[Excerpts from an interface dataset]
■ ■ ■
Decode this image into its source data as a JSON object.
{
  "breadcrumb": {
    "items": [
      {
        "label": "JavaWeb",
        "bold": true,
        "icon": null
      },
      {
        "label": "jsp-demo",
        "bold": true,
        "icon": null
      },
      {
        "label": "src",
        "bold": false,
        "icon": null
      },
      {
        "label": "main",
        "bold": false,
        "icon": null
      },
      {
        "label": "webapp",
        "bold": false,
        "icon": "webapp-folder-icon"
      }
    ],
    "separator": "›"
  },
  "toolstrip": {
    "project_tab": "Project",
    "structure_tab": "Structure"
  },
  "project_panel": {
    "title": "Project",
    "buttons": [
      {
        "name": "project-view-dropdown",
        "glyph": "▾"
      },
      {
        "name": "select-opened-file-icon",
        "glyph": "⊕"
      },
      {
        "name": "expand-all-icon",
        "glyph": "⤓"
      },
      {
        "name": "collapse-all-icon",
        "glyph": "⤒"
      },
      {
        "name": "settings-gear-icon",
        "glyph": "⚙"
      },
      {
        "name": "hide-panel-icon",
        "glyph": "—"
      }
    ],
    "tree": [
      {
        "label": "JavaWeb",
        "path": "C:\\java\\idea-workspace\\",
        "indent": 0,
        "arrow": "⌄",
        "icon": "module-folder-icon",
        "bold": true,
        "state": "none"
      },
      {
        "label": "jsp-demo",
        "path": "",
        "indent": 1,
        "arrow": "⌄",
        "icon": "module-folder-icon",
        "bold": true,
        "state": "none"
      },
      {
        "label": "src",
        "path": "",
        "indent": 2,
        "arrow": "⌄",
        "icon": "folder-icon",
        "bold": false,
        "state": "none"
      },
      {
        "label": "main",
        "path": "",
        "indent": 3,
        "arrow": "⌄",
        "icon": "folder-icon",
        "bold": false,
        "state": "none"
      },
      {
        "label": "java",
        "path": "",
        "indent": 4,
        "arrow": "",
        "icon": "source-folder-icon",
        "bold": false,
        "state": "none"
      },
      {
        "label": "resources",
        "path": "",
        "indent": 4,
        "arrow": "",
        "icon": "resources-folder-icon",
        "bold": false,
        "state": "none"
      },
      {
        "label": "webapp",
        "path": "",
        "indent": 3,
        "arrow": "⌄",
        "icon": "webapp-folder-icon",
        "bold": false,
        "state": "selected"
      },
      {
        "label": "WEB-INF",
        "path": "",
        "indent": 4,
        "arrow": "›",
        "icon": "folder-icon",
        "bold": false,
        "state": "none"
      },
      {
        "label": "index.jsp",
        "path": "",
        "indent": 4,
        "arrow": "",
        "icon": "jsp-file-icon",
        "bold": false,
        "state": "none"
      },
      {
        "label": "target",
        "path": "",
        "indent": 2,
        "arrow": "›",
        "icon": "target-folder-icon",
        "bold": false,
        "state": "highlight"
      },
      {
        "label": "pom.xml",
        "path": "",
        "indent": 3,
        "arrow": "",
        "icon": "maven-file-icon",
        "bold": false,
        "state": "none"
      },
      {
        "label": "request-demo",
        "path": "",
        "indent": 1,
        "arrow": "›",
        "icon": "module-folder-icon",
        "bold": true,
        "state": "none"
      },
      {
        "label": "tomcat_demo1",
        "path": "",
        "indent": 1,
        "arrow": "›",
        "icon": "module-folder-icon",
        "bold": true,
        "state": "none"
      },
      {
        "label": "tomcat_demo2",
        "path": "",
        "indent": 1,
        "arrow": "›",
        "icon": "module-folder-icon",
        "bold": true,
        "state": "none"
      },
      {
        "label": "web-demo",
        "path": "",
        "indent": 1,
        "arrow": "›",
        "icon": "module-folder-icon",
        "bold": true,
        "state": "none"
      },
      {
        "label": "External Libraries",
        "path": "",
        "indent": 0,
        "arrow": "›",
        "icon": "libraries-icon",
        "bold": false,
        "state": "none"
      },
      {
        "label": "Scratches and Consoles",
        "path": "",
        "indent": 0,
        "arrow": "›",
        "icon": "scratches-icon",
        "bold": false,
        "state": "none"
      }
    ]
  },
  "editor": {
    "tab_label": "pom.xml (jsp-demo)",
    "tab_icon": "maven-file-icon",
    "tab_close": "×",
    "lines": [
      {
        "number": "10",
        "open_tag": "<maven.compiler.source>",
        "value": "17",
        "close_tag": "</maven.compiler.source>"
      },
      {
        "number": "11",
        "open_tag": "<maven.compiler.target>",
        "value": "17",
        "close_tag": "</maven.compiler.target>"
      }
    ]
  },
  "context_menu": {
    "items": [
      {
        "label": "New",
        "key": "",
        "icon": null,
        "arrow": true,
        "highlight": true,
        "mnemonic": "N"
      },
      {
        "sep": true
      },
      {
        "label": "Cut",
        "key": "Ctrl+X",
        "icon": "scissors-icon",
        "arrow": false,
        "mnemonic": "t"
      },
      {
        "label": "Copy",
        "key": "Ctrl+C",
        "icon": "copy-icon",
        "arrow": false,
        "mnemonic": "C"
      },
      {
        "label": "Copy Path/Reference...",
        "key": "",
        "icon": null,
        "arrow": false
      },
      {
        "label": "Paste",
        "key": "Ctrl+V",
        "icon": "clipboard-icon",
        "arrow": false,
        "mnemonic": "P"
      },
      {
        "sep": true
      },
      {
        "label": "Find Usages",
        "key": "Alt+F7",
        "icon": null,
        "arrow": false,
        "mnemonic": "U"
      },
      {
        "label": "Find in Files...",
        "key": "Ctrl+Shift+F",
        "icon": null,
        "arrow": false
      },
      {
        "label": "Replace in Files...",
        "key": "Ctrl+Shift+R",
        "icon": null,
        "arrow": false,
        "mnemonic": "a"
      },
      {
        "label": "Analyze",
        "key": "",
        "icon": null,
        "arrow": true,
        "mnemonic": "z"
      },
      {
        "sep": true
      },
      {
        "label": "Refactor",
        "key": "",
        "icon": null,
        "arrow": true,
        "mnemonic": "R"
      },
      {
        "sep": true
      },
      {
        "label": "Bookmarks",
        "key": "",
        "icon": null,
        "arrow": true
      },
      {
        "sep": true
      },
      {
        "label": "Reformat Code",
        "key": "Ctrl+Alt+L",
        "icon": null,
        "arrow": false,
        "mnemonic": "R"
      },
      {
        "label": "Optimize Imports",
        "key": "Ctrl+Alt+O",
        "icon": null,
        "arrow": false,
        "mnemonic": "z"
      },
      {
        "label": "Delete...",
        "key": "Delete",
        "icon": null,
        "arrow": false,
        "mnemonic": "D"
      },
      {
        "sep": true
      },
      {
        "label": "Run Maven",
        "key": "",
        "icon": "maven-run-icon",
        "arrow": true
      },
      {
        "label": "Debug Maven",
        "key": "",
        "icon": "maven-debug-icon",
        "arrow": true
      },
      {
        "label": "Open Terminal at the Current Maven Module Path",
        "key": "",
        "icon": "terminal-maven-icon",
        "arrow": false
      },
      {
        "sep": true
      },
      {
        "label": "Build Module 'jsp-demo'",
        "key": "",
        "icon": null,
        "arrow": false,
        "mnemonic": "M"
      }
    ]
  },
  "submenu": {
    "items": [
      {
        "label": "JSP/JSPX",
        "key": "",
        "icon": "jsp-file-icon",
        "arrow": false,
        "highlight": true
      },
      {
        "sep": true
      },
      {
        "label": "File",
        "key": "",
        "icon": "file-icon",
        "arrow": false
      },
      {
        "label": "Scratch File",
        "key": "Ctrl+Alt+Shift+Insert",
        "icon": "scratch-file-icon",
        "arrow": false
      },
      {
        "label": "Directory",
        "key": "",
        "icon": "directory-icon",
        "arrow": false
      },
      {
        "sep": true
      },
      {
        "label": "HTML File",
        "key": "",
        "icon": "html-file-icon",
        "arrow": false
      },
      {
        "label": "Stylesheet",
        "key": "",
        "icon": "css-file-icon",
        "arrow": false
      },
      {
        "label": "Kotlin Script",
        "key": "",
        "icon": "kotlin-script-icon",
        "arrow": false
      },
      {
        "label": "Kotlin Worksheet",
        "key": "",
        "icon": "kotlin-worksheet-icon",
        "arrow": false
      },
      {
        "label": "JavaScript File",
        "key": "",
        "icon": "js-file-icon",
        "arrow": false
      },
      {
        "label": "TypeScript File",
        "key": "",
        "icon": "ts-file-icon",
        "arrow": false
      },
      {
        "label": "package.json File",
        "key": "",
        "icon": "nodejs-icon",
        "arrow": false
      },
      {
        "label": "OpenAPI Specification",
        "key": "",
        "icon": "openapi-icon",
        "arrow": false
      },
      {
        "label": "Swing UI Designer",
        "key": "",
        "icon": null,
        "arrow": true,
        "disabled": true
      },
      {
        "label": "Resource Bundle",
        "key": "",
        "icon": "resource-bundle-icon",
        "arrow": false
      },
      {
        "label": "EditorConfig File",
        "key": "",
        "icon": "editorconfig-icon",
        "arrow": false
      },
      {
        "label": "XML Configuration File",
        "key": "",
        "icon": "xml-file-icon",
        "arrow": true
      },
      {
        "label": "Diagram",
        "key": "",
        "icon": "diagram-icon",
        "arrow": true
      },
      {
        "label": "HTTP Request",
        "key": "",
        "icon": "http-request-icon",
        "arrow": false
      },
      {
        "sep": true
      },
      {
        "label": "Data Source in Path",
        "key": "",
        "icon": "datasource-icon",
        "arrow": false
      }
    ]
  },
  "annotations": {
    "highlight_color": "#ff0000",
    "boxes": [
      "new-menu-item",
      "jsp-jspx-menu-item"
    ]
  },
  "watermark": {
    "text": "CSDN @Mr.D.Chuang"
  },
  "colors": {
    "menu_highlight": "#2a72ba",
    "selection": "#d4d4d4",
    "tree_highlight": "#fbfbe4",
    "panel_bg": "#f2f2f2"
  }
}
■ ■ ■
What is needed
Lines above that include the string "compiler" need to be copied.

Written answer
        "open_tag": "<maven.compiler.source>",
        "close_tag": "</maven.compiler.source>"
        "open_tag": "<maven.compiler.target>",
        "close_tag": "</maven.compiler.target>"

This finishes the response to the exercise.